About this task |
Note each line of the entries that includes "Relight". Then copy those lines.

Extracted data entries |
▬▬▬▬▬▬

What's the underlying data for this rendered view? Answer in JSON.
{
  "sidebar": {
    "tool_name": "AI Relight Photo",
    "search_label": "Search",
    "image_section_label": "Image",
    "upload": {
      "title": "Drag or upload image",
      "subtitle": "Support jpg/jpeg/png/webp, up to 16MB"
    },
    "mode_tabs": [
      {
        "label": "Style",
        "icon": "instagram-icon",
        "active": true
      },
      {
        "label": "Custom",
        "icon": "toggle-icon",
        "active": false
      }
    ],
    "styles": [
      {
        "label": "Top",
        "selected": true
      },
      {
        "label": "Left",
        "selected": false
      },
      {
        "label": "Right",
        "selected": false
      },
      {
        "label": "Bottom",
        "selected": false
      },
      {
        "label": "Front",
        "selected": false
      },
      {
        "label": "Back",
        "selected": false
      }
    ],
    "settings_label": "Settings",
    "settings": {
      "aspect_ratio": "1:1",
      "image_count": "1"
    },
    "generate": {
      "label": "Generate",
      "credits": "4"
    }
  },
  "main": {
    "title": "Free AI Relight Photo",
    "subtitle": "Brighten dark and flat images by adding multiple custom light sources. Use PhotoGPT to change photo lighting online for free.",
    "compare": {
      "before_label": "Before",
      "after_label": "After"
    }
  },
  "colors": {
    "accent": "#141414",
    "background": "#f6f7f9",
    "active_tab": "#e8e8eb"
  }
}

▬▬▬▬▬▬

Answer area |
    "tool_name": "AI Relight Photo",
    "title": "Free AI Relight Photo",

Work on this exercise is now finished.